__WORK REQUEST__.
Please copy each line below that contains the string "JSON".

__THE RECORDS__.
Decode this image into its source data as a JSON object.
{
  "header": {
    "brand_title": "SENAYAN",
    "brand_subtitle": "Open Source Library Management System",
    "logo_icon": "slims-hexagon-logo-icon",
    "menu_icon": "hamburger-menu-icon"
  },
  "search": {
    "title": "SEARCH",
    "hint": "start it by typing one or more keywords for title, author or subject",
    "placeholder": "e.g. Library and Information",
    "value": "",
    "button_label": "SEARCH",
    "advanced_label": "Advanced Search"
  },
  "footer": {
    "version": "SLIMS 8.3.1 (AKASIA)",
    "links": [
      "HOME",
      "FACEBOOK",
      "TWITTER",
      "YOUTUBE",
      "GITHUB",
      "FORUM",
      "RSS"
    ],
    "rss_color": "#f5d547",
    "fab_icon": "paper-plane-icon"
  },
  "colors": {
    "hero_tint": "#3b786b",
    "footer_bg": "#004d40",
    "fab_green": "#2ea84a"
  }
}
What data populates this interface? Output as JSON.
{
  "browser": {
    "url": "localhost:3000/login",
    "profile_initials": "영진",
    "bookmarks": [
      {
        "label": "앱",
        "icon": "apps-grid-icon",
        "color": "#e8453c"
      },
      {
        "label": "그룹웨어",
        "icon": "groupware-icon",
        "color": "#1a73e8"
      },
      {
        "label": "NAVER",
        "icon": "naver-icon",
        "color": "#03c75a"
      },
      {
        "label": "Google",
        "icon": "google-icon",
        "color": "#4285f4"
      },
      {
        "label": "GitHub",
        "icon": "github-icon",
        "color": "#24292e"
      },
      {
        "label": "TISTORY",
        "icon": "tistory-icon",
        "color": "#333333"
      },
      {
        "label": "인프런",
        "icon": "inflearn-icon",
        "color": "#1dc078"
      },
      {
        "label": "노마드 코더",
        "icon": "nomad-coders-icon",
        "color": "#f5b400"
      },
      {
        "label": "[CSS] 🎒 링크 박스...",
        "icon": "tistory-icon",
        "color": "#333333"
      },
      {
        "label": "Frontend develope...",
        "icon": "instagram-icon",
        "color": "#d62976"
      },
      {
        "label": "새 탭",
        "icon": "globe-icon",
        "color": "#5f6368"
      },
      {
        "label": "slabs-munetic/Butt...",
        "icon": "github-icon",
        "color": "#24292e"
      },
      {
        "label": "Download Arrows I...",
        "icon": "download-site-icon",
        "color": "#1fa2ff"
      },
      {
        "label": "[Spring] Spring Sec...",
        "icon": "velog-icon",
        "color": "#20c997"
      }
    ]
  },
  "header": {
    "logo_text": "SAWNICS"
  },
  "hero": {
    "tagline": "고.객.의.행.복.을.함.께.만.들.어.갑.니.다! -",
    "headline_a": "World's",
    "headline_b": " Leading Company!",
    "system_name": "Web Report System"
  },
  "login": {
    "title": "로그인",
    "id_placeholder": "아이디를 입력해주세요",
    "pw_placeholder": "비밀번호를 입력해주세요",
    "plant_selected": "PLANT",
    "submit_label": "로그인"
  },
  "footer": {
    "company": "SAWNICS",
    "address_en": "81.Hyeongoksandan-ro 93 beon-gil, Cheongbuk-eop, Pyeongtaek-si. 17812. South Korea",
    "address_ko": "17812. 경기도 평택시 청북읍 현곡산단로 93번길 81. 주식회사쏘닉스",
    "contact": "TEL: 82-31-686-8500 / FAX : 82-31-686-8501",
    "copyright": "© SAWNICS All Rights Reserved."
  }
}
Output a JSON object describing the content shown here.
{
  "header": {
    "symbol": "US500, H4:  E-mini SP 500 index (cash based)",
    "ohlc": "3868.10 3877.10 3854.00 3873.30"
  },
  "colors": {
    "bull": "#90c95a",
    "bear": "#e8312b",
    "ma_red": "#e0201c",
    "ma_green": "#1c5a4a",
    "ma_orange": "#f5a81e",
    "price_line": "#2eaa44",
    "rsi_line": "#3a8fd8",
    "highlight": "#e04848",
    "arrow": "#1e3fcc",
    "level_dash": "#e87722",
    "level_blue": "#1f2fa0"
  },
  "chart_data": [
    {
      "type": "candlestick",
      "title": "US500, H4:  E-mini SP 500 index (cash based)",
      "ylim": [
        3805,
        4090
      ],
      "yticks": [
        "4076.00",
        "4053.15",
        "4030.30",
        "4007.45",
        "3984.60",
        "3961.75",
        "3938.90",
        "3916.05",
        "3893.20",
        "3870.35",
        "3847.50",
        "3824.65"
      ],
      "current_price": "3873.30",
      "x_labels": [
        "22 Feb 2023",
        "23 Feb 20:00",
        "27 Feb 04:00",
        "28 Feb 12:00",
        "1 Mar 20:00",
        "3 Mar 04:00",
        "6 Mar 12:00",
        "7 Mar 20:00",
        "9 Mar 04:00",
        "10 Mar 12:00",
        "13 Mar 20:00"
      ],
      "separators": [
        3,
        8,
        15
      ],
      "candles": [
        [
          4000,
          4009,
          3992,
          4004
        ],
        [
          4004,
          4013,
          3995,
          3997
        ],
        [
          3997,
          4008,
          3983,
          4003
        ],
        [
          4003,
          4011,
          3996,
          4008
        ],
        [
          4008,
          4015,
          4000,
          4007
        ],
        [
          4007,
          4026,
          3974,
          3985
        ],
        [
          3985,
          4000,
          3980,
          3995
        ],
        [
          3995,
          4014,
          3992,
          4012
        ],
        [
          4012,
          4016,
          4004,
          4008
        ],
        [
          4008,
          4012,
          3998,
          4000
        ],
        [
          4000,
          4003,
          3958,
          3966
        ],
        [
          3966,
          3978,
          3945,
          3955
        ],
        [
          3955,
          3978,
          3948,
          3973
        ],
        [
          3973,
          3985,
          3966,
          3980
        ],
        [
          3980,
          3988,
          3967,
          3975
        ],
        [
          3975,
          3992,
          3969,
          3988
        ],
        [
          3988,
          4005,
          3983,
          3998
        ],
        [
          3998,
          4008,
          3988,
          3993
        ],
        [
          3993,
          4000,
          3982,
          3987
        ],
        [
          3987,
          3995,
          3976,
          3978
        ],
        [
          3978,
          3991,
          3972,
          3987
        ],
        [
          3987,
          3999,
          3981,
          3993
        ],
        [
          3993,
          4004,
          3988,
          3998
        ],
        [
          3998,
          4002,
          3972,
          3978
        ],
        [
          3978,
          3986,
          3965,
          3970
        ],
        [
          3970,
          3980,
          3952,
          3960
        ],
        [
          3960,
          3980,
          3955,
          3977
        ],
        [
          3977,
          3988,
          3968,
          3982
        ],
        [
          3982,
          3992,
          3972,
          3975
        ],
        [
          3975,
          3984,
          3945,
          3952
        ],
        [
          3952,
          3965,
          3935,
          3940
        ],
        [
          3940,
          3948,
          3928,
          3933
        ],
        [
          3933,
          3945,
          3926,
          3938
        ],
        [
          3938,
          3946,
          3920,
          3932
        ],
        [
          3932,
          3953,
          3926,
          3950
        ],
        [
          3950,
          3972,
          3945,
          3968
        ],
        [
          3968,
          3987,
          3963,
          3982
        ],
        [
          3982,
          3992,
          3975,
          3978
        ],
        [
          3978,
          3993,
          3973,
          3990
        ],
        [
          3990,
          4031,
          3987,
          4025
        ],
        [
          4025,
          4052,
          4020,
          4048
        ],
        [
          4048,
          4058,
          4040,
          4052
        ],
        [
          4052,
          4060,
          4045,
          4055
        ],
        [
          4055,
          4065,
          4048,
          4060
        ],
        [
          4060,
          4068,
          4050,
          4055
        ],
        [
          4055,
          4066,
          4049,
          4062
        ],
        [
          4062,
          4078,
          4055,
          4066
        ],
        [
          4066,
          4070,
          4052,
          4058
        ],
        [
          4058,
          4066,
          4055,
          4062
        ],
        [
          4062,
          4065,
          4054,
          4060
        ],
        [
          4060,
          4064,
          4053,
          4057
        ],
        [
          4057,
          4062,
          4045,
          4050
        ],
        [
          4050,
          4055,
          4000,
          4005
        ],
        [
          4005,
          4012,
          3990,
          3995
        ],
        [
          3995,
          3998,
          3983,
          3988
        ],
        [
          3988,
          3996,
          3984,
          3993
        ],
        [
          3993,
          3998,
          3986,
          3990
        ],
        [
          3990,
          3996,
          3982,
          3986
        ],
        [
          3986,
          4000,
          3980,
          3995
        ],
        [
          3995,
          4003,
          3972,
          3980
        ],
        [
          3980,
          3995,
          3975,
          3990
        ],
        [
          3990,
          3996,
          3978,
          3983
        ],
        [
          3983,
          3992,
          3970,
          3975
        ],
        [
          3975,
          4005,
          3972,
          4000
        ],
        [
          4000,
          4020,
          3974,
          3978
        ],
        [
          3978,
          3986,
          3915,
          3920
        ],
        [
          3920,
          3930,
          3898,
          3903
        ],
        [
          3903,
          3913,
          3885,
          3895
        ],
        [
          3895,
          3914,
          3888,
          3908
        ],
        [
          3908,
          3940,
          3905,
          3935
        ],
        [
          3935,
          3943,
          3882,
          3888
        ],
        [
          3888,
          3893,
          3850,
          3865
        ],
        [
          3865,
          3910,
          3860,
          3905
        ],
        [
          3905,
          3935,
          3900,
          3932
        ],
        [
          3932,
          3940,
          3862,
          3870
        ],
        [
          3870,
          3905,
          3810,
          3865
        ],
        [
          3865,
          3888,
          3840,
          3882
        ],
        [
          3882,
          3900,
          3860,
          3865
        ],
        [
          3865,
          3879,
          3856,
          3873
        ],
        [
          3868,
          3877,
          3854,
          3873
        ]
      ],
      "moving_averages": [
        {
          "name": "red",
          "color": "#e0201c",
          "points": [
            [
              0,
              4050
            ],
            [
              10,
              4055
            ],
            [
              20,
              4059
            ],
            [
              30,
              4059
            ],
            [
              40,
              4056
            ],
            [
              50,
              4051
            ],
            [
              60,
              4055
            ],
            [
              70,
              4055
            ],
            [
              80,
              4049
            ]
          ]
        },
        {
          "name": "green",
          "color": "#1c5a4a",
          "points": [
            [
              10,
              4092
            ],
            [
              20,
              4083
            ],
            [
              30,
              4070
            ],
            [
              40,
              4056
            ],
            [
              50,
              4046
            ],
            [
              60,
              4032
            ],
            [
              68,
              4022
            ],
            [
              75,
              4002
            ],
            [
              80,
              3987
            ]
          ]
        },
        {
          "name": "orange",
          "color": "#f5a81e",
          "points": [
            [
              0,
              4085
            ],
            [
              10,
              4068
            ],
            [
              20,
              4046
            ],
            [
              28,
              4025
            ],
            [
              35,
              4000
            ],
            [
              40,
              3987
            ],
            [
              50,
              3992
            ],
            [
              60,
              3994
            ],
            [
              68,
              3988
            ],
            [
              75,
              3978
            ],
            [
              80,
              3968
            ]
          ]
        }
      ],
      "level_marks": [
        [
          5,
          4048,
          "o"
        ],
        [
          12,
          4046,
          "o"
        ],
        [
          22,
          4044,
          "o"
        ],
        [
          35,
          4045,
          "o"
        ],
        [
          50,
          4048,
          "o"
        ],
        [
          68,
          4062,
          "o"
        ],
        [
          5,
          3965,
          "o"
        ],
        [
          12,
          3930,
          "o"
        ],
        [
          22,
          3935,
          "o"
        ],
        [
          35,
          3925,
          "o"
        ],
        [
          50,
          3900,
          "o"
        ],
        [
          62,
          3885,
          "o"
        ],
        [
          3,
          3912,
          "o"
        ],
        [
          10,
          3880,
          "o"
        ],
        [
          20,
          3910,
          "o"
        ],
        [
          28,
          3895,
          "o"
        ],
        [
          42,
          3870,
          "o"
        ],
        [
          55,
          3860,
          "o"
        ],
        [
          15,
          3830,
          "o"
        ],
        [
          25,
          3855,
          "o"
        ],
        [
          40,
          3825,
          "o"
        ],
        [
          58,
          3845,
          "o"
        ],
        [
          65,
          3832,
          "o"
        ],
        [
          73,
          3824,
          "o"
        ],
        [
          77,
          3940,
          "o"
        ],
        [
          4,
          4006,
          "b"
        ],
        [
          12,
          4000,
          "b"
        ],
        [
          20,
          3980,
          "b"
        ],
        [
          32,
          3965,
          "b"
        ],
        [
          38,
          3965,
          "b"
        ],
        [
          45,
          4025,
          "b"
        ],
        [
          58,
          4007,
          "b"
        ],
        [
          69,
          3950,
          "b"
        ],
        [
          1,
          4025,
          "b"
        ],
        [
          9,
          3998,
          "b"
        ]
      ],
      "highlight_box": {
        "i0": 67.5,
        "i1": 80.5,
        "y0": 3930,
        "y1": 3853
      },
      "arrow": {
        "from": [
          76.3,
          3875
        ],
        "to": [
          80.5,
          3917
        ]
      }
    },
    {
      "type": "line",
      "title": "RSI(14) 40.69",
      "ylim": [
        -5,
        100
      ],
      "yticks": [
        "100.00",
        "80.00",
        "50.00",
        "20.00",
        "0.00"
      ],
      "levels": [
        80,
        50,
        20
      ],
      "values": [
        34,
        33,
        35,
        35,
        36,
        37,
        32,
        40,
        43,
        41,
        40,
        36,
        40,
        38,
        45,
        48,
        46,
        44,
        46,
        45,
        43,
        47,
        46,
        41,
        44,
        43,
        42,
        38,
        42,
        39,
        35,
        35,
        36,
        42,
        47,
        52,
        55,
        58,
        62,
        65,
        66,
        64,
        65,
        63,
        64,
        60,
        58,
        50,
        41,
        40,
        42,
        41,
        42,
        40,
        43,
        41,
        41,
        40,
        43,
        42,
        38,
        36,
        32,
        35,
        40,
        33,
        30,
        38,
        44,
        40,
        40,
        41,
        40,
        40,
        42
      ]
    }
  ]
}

__PROBLEM SOLUTION__.
Decode this image into its source data as a JSON object.
What data populates this interface? Output as JSON.
Output a JSON object describing the content shown here.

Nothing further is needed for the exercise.